Planted in 2007 in the South Downs in West Sussex, this vineyard’s wines are the perfect tonic for any English oeno-sceptics. While a pale yellow off-dry pinot gris is the more fruity of the two whites on offer, with some ripe peachy notes, it’s also crisp with a citrusy tang. Our favourite white, however, is the pinot blanc, drier with the vaguest hint of sweetness: very refreshing. An attractively pale pink rosé yields real balance with dry sherbet-like summer fruits: definitely more raspberries than strawberries. A label worth investigating. More here.
The famous Tenterden vineyard in Kent is a staple of many London restaurants these days, supplying the likes of Gordon Ramsay and Jamie Oliver, as well as the Royal Opera House.

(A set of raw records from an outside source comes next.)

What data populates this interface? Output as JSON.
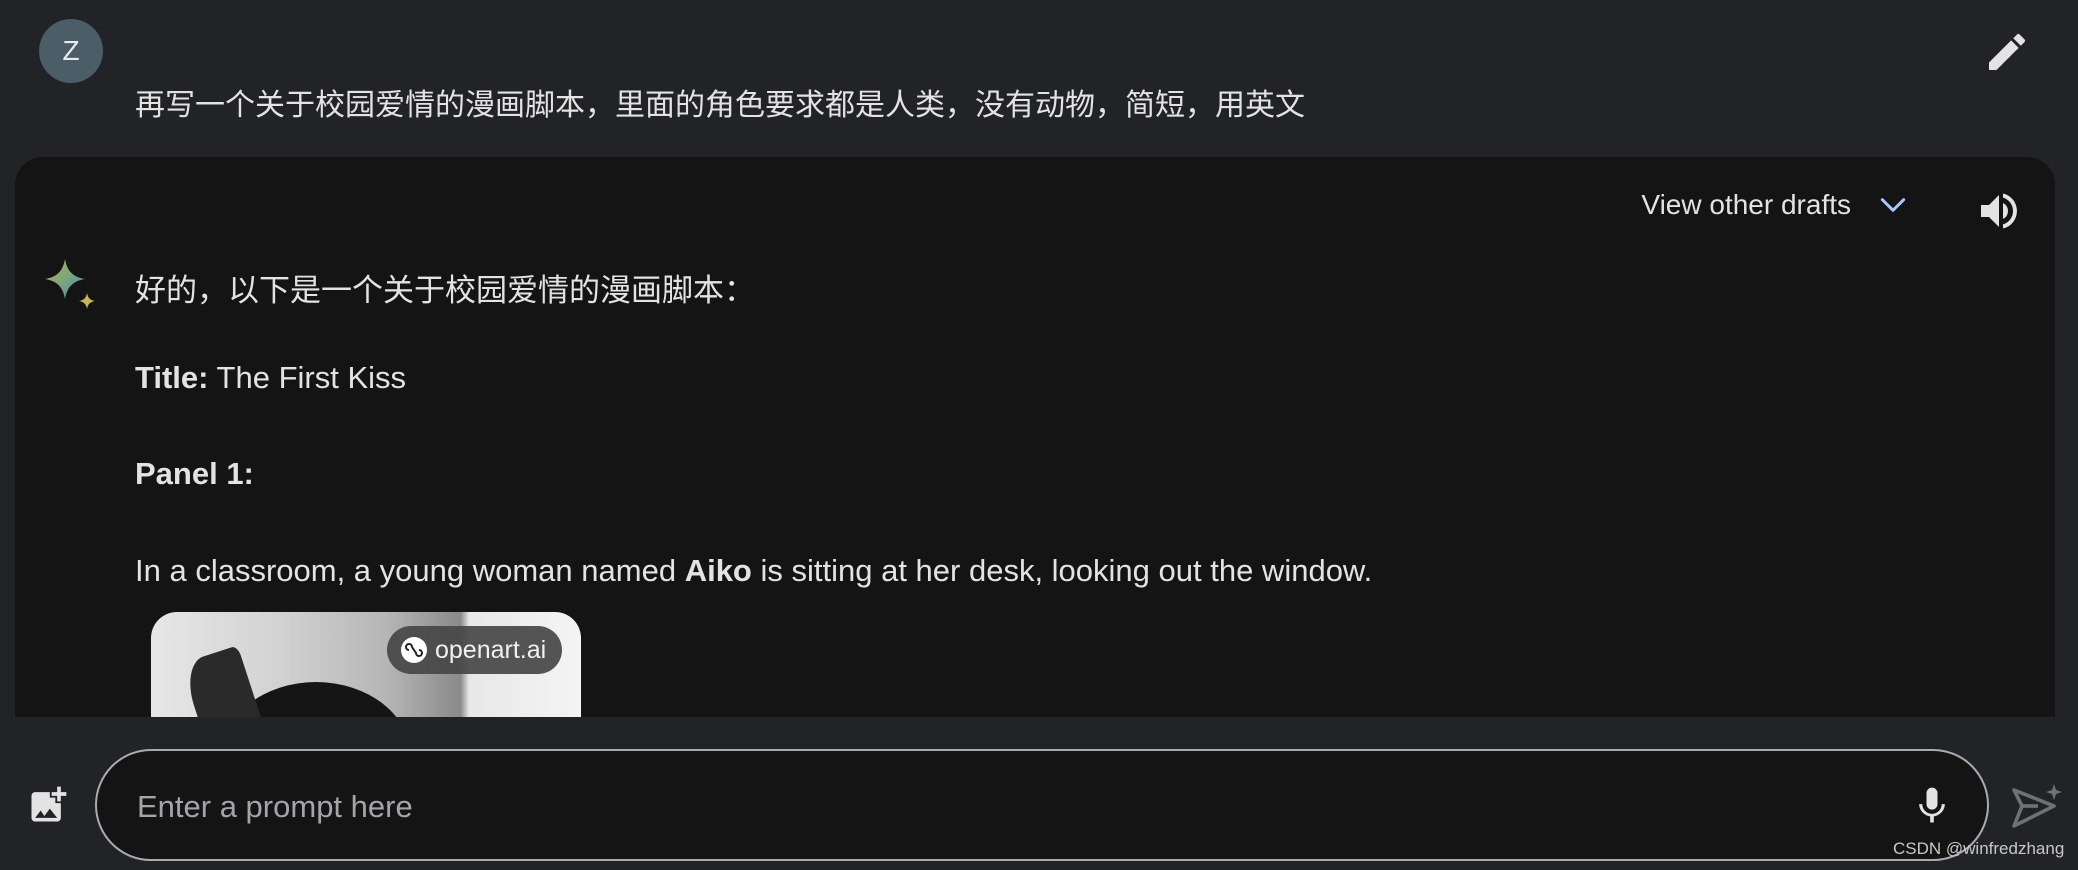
{
  "user": {
    "avatar_initial": "Z",
    "query": "再写一个关于校园爱情的漫画脚本，里面的角色要求都是人类，没有动物，简短，用英文"
  },
  "response": {
    "view_drafts_label": "View other drafts",
    "intro": "好的，以下是一个关于校园爱情的漫画脚本：",
    "title_label": "Title:",
    "title_value": " The First Kiss",
    "panel_label": "Panel 1:",
    "line_before": "In a classroom, a young woman named ",
    "line_bold": "Aiko",
    "line_after": " is sitting at her desk, looking out the window.",
    "image_badge": "openart.ai"
  },
  "input": {
    "placeholder": "Enter a prompt here"
  },
  "watermark": "CSDN @winfredzhang",
  "icons": {
    "edit": "pencil-icon",
    "drafts_toggle": "chevron-down-icon",
    "speaker": "volume-icon",
    "assistant": "sparkle-icon",
    "add_image": "add-image-icon",
    "mic": "microphone-icon",
    "send": "send-icon"
  },
  "colors": {
    "background": "#222326",
    "card": "#141415",
    "text": "#e3e3e3",
    "chevron": "#a8c7fa"
  }
}
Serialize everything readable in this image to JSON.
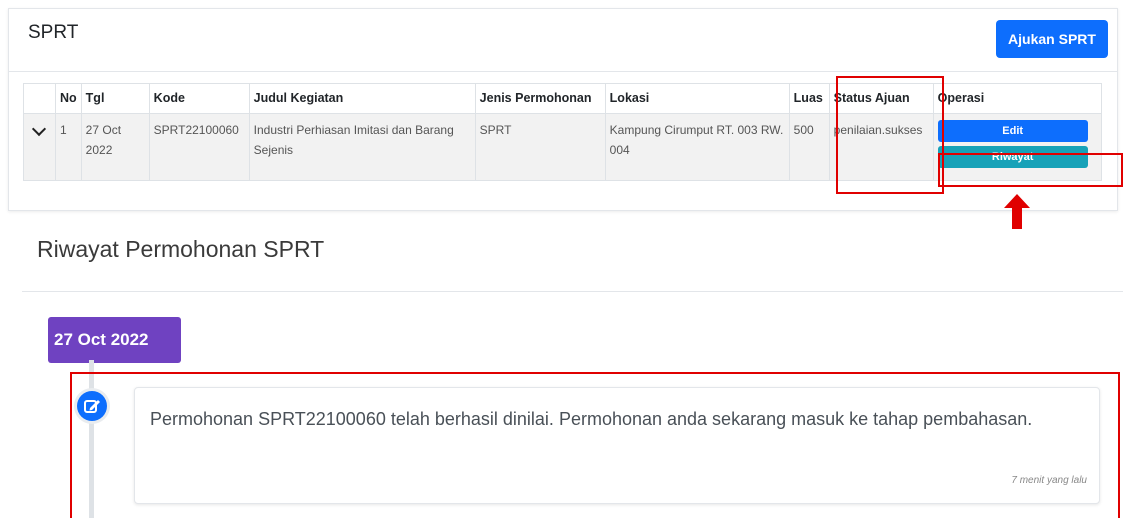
{
  "card": {
    "title": "SPRT",
    "submit_label": "Ajukan SPRT"
  },
  "table": {
    "headers": {
      "no": "No",
      "tgl": "Tgl",
      "kode": "Kode",
      "judul": "Judul Kegiatan",
      "jenis": "Jenis Permohonan",
      "lokasi": "Lokasi",
      "luas": "Luas",
      "status": "Status Ajuan",
      "operasi": "Operasi"
    },
    "rows": [
      {
        "no": "1",
        "tgl": "27 Oct 2022",
        "kode": "SPRT22100060",
        "judul": "Industri Perhiasan Imitasi dan Barang Sejenis",
        "jenis": "SPRT",
        "lokasi": "Kampung Cirumput RT. 003 RW. 004",
        "luas": "500",
        "status": "penilaian.sukses",
        "edit_label": "Edit",
        "riwayat_label": "Riwayat"
      }
    ]
  },
  "history": {
    "title": "Riwayat Permohonan SPRT",
    "date_badge": "27 Oct 2022",
    "items": [
      {
        "icon": "edit-icon",
        "message": "Permohonan SPRT22100060 telah berhasil dinilai. Permohonan anda sekarang masuk ke tahap pembahasan.",
        "time": "7 menit yang lalu"
      }
    ]
  },
  "colors": {
    "primary": "#0d6efd",
    "info": "#17a2b8",
    "badge": "#6f42c1",
    "highlight": "#e00000"
  }
}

Stick its light Union Red pinot noir in the fridge for an hour and you’ll really appreciate its delicate, fruity notes and low tannins. The basic rosé is a standard in our house over summer: a little over tenner a bottle, it’s a fun match for Côtes de Provence (of which one of our favourites currently is the dry, creamy Mirabeau) and has won awards to prove it. And the non-vintage fizz more than rivals champagne. More here.
This vineyard’s mission statement was to make “the finest English sparkling wine there is,” produced from 170 hectares at sites in West Sussex and Hampshire. And their vineyards were the first to be devoted exclusively to the holy trinity of champagne grapes: chardonnay, pinot meunier and pinot noir. The Blanc de Blancs 2009 is a winner: pale in colour, with lots of bubbles and floral, acidic notes. And the sparkling rosé is so gluggable, with its notes of cherry and a dry, creamy raspberry-ness, that it’s almost too easy to finish. More here.